Amid all the changes in the energy industry in 2017, one of the most interesting and complex is playing out in California and New York as those states begin to re-think how best to value and purchase energy efficiency.
As TRC’s Carmen Henrikson and Bob Callender explain in this TRC article, the era of paying for energy efficiency with rebates and subsidies — $10 coupons for buying energy-efficient lightbulbs or $200 rebates for upgrading to a high-efficiency water heater— is ending. The easy wins have been won, the returns on investment are dropping, and technology (such as programmable, Internet-connected thermostats) is moving much faster than government policies can adapt.
California and New York are at the forefront of rethinking how energy efficiency will get paid for, how utilities and their customers will share in the benefits, and how technology will inform and support the whole process.

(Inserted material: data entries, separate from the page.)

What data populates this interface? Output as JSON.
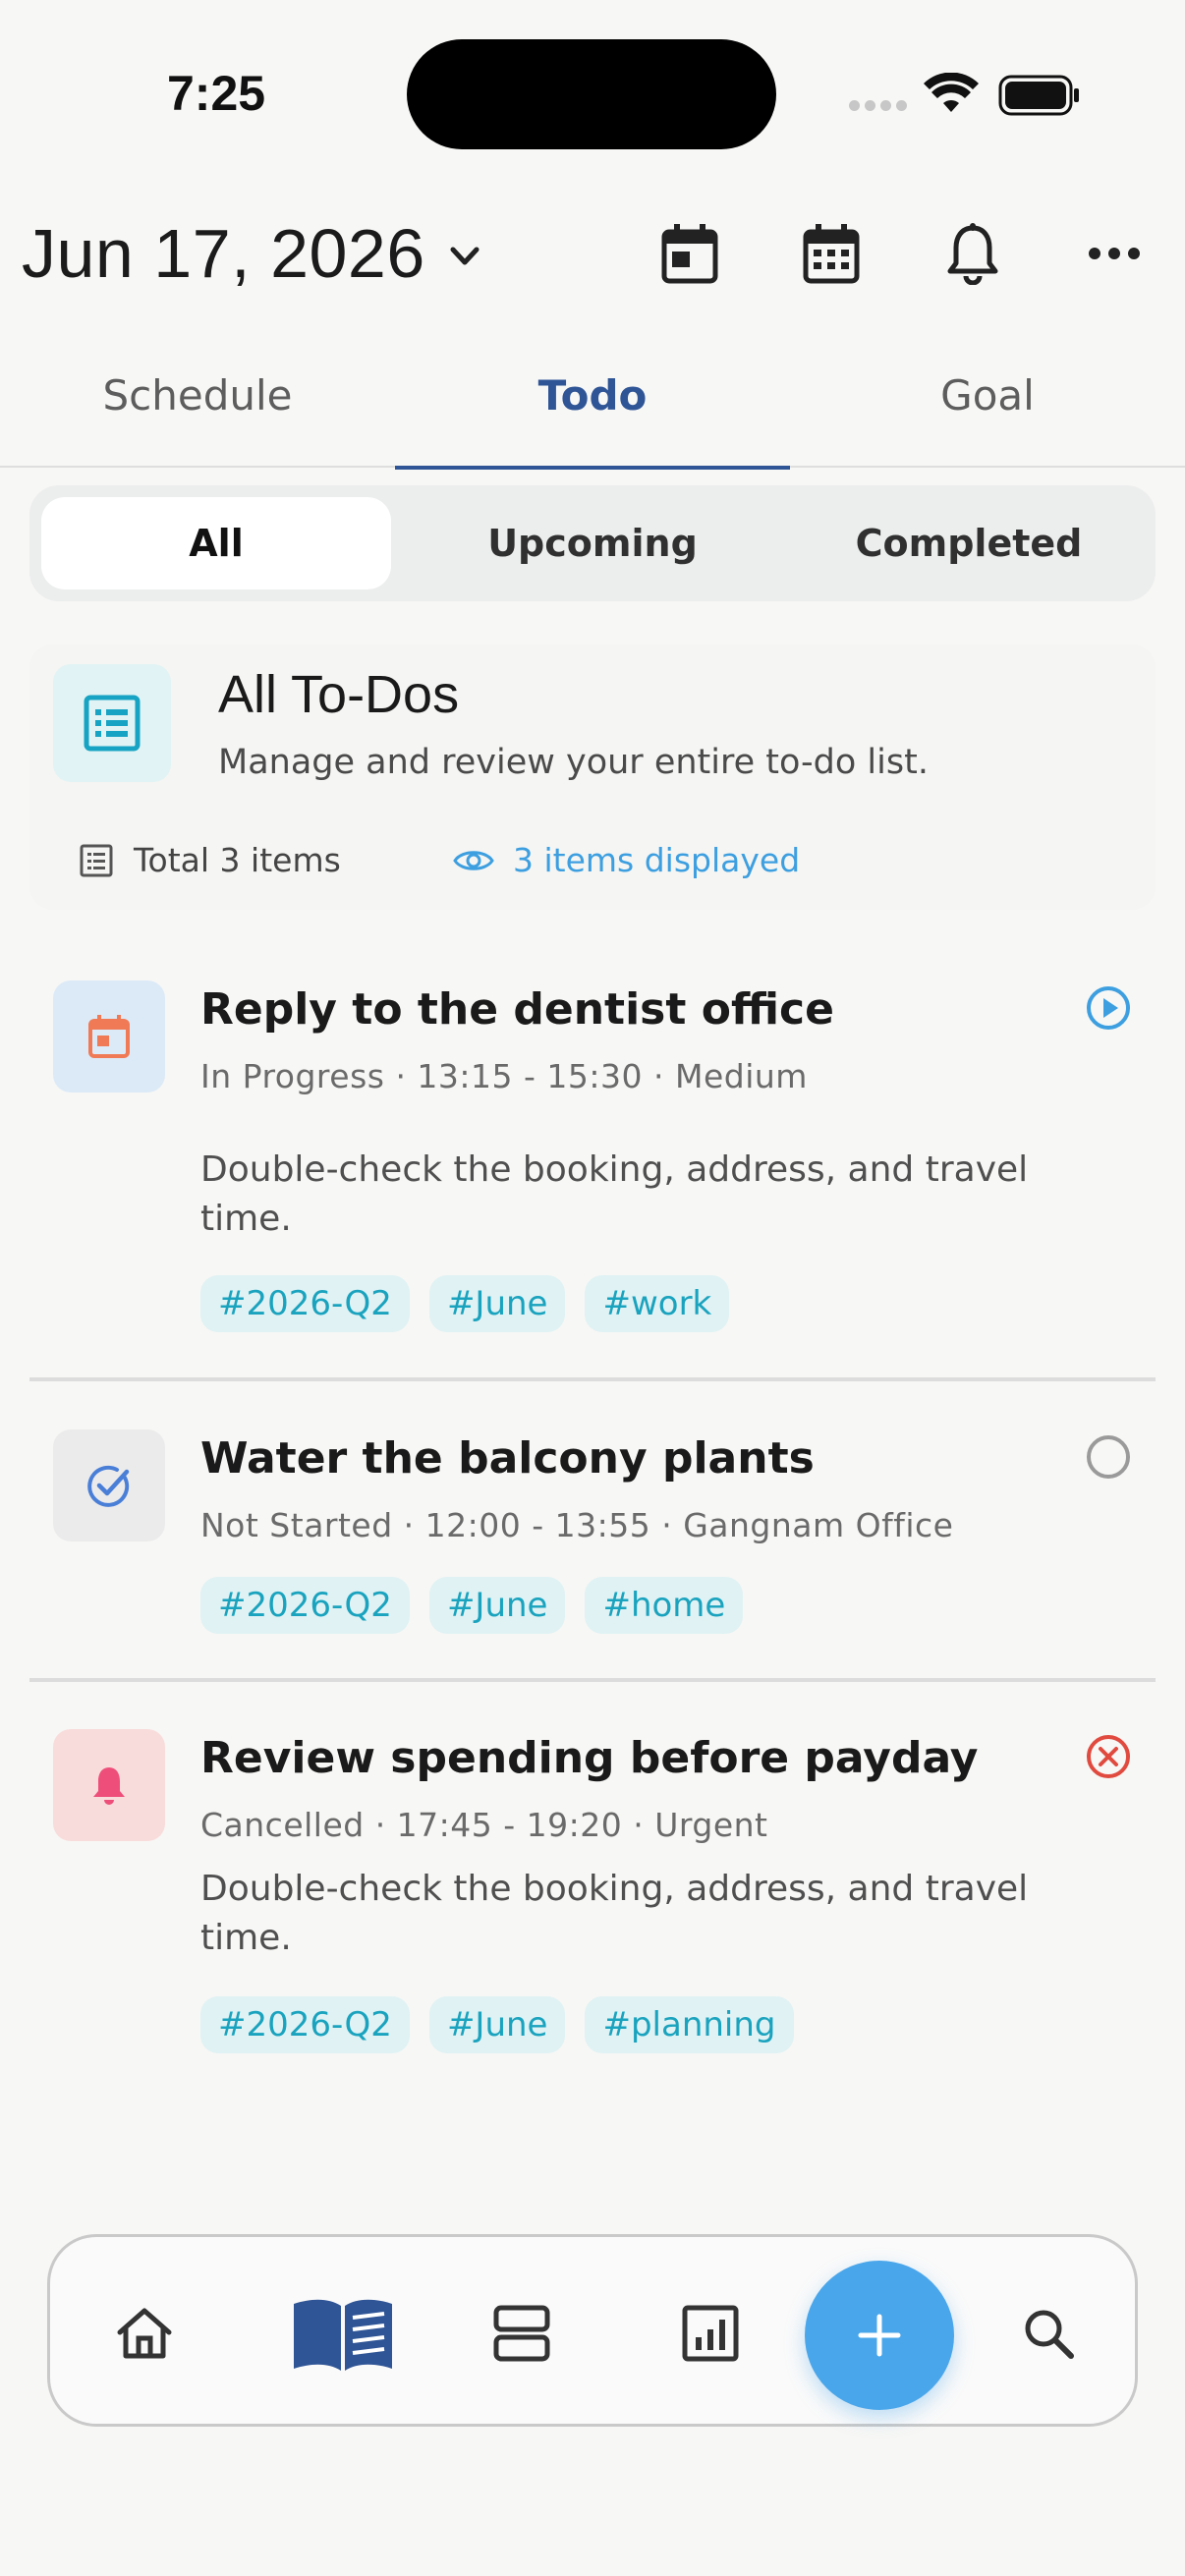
{
  "status_bar": {
    "time": "7:25"
  },
  "header": {
    "date": "Jun 17, 2026"
  },
  "tabs": [
    {
      "label": "Schedule"
    },
    {
      "label": "Todo"
    },
    {
      "label": "Goal"
    }
  ],
  "filters": [
    {
      "label": "All"
    },
    {
      "label": "Upcoming"
    },
    {
      "label": "Completed"
    }
  ],
  "summary": {
    "title": "All To-Dos",
    "subtitle": "Manage and review your entire to-do list.",
    "total": "Total 3 items",
    "displayed": "3 items displayed"
  },
  "todos": [
    {
      "title": "Reply to the dentist office",
      "meta": "In Progress · 13:15 - 15:30 · Medium",
      "description": "Double-check the booking, address, and travel time.",
      "tags": [
        "#2026-Q2",
        "#June",
        "#work"
      ],
      "icon": "calendar-icon",
      "status": "in-progress",
      "status_color": "#3d9fe0"
    },
    {
      "title": "Water the balcony plants",
      "meta": "Not Started · 12:00 - 13:55 · Gangnam Office",
      "description": "",
      "tags": [
        "#2026-Q2",
        "#June",
        "#home"
      ],
      "icon": "check-circle-icon",
      "status": "not-started",
      "status_color": "#9a9a9a"
    },
    {
      "title": "Review spending before payday",
      "meta": "Cancelled · 17:45 - 19:20 · Urgent",
      "description": "Double-check the booking, address, and travel time.",
      "tags": [
        "#2026-Q2",
        "#June",
        "#planning"
      ],
      "icon": "bell-icon",
      "status": "cancelled",
      "status_color": "#e04a3f"
    }
  ],
  "colors": {
    "accent": "#2f5596",
    "fab": "#4aa6ea",
    "tag_bg": "#e0f2f4",
    "tag_text": "#1aa3be"
  }
}
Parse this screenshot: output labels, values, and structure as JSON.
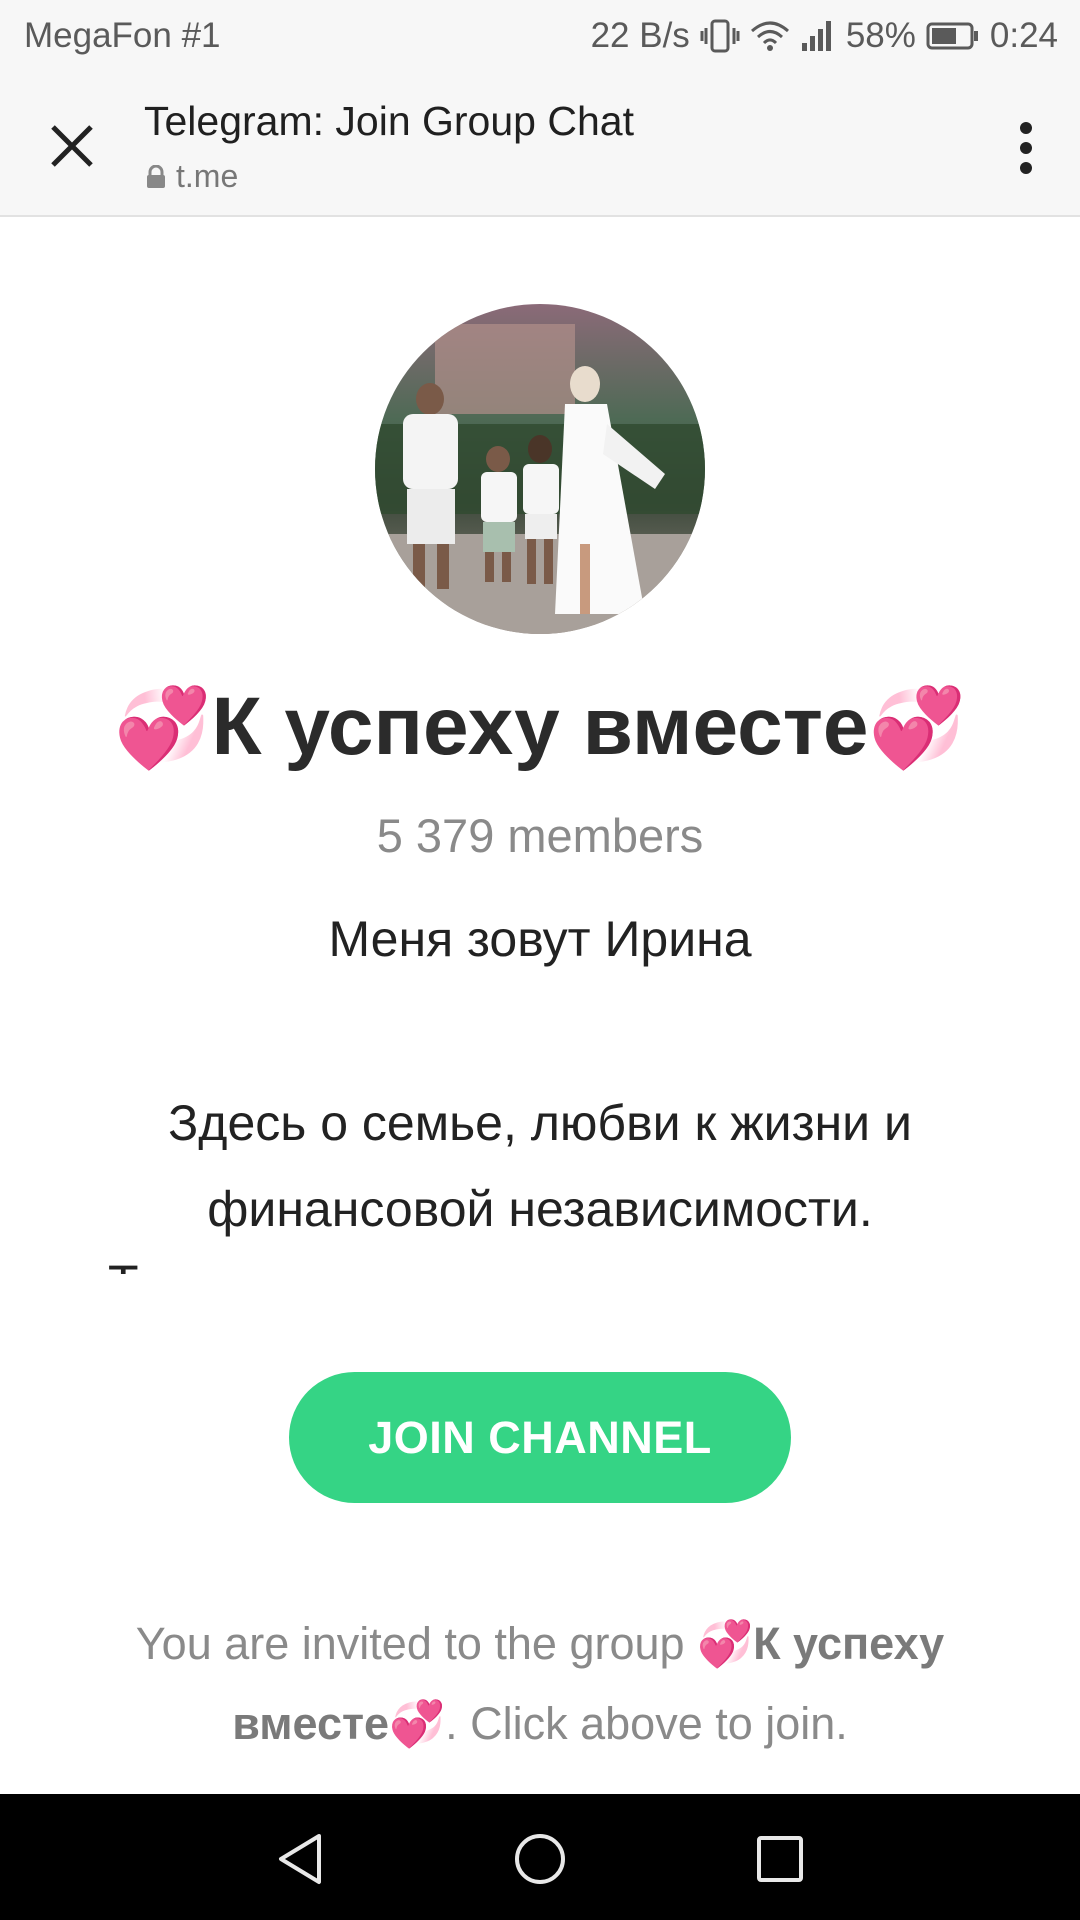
{
  "status_bar": {
    "carrier": "MegaFon #1",
    "speed": "22 B/s",
    "battery": "58%",
    "time": "0:24"
  },
  "toolbar": {
    "title": "Telegram: Join Group Chat",
    "url": "t.me"
  },
  "group": {
    "heart_left": "💞",
    "name": "К успеху вместе",
    "heart_right": "💞",
    "members": "5 379 members",
    "description_line1": "Меня зовут Ирина",
    "description_line2": "Здесь о семье, любви к жизни и финансовой независимости.",
    "description_cut": "Т"
  },
  "join_button": {
    "label": "JOIN CHANNEL"
  },
  "invite": {
    "prefix": "You are invited to the group ",
    "heart_left": "💞",
    "group_name": "К успеху вместе",
    "heart_right": "💞",
    "suffix": ". Click above to join."
  },
  "colors": {
    "join_button": "#35d485",
    "status_bar_bg": "#f7f7f7",
    "nav_bar_bg": "#000000"
  }
}
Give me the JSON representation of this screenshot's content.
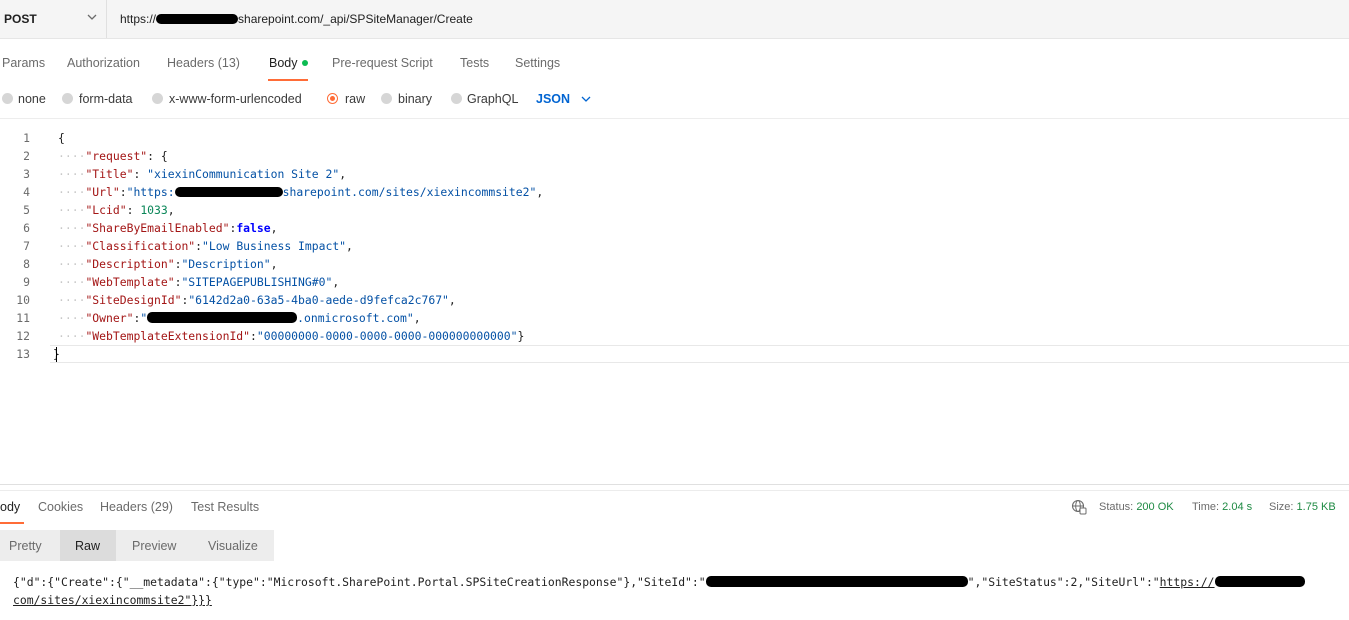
{
  "request": {
    "method": "POST",
    "url_prefix": "https://",
    "url_suffix": "sharepoint.com/_api/SPSiteManager/Create"
  },
  "tabs": [
    {
      "label": "Params"
    },
    {
      "label": "Authorization"
    },
    {
      "label": "Headers (13)"
    },
    {
      "label": "Body"
    },
    {
      "label": "Pre-request Script"
    },
    {
      "label": "Tests"
    },
    {
      "label": "Settings"
    }
  ],
  "body_types": [
    {
      "label": "none"
    },
    {
      "label": "form-data"
    },
    {
      "label": "x-www-form-urlencoded"
    },
    {
      "label": "raw"
    },
    {
      "label": "binary"
    },
    {
      "label": "GraphQL"
    }
  ],
  "selected_format": "JSON",
  "editor": {
    "line_numbers": [
      "1",
      "2",
      "3",
      "4",
      "5",
      "6",
      "7",
      "8",
      "9",
      "10",
      "11",
      "12",
      "13"
    ],
    "l1": "{",
    "l2_key": "\"request\"",
    "l2_rest": ": {",
    "l3_key": "\"Title\"",
    "l3_val": "\"xiexinCommunication Site 2\"",
    "l4_key": "\"Url\"",
    "l4_val_a": "\"https:",
    "l4_val_b": "sharepoint.com/sites/xiexincommsite2\"",
    "l5_key": "\"Lcid\"",
    "l5_val": "1033",
    "l6_key": "\"ShareByEmailEnabled\"",
    "l6_val": "false",
    "l7_key": "\"Classification\"",
    "l7_val": "\"Low Business Impact\"",
    "l8_key": "\"Description\"",
    "l8_val": "\"Description\"",
    "l9_key": "\"WebTemplate\"",
    "l9_val": "\"SITEPAGEPUBLISHING#0\"",
    "l10_key": "\"SiteDesignId\"",
    "l10_val": "\"6142d2a0-63a5-4ba0-aede-d9fefca2c767\"",
    "l11_key": "\"Owner\"",
    "l11_val_a": "\"",
    "l11_val_b": ".onmicrosoft.com\"",
    "l12_key": "\"WebTemplateExtensionId\"",
    "l12_val": "\"00000000-0000-0000-0000-000000000000\"",
    "l12_close": "}",
    "l13": "}"
  },
  "response": {
    "tabs": [
      {
        "label": "ody"
      },
      {
        "label": "Cookies"
      },
      {
        "label": "Headers (29)"
      },
      {
        "label": "Test Results"
      }
    ],
    "status_label": "Status:",
    "status_value": "200 OK",
    "time_label": "Time:",
    "time_value": "2.04 s",
    "size_label": "Size:",
    "size_value": "1.75 KB",
    "formats": [
      {
        "label": "Pretty"
      },
      {
        "label": "Raw"
      },
      {
        "label": "Preview"
      },
      {
        "label": "Visualize"
      }
    ],
    "raw_line1_a": "{\"d\":{\"Create\":{\"__metadata\":{\"type\":\"Microsoft.SharePoint.Portal.SPSiteCreationResponse\"},\"SiteId\":\"",
    "raw_line1_b": "\",\"SiteStatus\":2,\"SiteUrl\":\"",
    "raw_line1_c": "https://",
    "raw_line2": "com/sites/xiexincommsite2\"}}}"
  },
  "colors": {
    "accent": "#ff6c37",
    "link": "#0265d2",
    "status_ok": "#1e8a43",
    "key": "#a31515",
    "string": "#0451a5",
    "number": "#098658"
  }
}
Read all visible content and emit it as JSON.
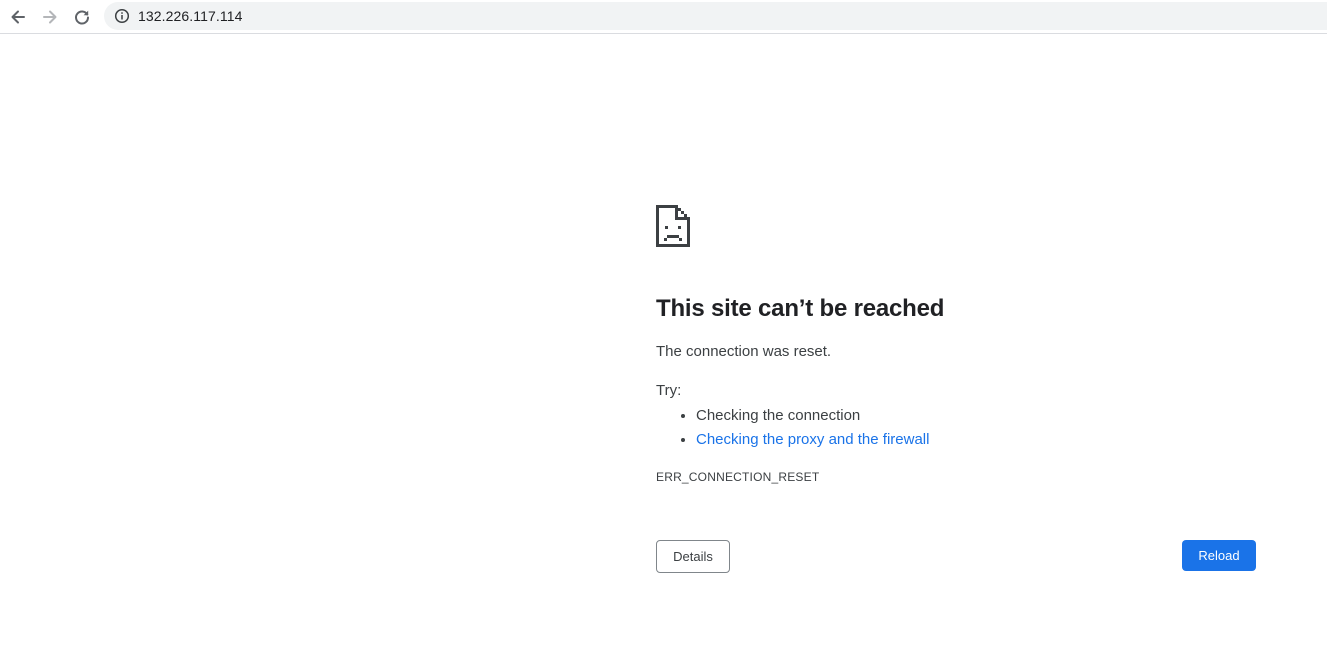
{
  "browser": {
    "back_icon": "arrow-left-icon",
    "forward_icon": "arrow-right-icon",
    "reload_icon": "refresh-icon",
    "site_info_icon": "info-icon",
    "url": "132.226.117.114"
  },
  "error_page": {
    "icon": "sad-page-icon",
    "title": "This site can’t be reached",
    "description": "The connection was reset.",
    "try_label": "Try:",
    "suggestions": [
      {
        "text": "Checking the connection",
        "is_link": false
      },
      {
        "text": "Checking the proxy and the firewall",
        "is_link": true
      }
    ],
    "error_code": "ERR_CONNECTION_RESET",
    "details_button": "Details",
    "reload_button": "Reload"
  },
  "colors": {
    "accent": "#1a73e8",
    "omnibox_bg": "#f1f3f4",
    "text": "#202124",
    "secondary_text": "#3c4043"
  }
}
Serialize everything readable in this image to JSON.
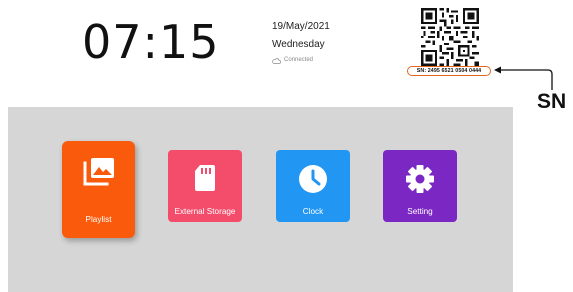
{
  "header": {
    "time": "07:15",
    "date": "19/May/2021",
    "weekday": "Wednesday",
    "connection_status": "Connected",
    "connection_icon": "cloud-icon",
    "qr_icon": "qr-code-icon",
    "sn_text": "SN: 2495 6521 0504 0444"
  },
  "annotation": {
    "label": "SN",
    "arrow_color": "#111111",
    "highlight_color": "#e2661f"
  },
  "apps": [
    {
      "label": "Playlist",
      "icon": "gallery-icon",
      "color": "#f95a0b"
    },
    {
      "label": "External Storage",
      "icon": "sd-card-icon",
      "color": "#f44c6b"
    },
    {
      "label": "Clock",
      "icon": "clock-icon",
      "color": "#2196f3"
    },
    {
      "label": "Setting",
      "icon": "gear-icon",
      "color": "#7b27c4"
    }
  ],
  "panel_color": "#d6d6d6"
}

Utilities, technology vendors, service providers, and their financial investors all face threats and opportunities as this transition unfolds.
Please download the article for more information about:
- Efficiency Savings Measurement Via Customer Data
- Emerging efficiency procurement models
- Rate-basing energy efficiency
- Large-scale efficiency funding and financing
And in coming weeks and months, please return to this space as we follow up with practical advice on how utilities, policymakers, and other stakeholders can:
- Optimize the impact of efficiency programs among hard-to-reach populations who haven’t been signing up to date;
- Drive deeper, cost-effective savings through “whole-building” approaches to energy efficiency;
- Shape and implement high-performance building initiatives and reach codes; and
- Benefit from distributed energy resources, including microgrids, utility-scale renewables, and home- or building-scaled distributed generation.